#### INFORMATION SUPPLIED ####

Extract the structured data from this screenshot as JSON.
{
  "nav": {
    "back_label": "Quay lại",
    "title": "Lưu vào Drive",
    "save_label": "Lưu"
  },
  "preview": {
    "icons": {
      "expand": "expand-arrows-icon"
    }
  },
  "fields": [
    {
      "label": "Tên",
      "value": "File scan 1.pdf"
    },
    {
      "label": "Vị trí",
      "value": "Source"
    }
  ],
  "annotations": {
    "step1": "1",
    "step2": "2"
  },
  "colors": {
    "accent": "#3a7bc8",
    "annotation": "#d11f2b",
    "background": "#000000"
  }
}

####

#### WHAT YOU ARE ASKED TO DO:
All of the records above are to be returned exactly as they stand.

#### SOLUTION TO THIS PROBLEM:
Extract the structured data from this screenshot as JSON.
{
  "nav": {
    "back_label": "Quay lại",
    "title": "Lưu vào Drive",
    "save_label": "Lưu"
  },
  "preview": {
    "icons": {
      "expand": "expand-arrows-icon"
    }
  },
  "fields": [
    {
      "label": "Tên",
      "value": "File scan 1.pdf"
    },
    {
      "label": "Vị trí",
      "value": "Source"
    }
  ],
  "annotations": {
    "step1": "1",
    "step2": "2"
  },
  "colors": {
    "accent": "#3a7bc8",
    "annotation": "#d11f2b",
    "background": "#000000"
  }
}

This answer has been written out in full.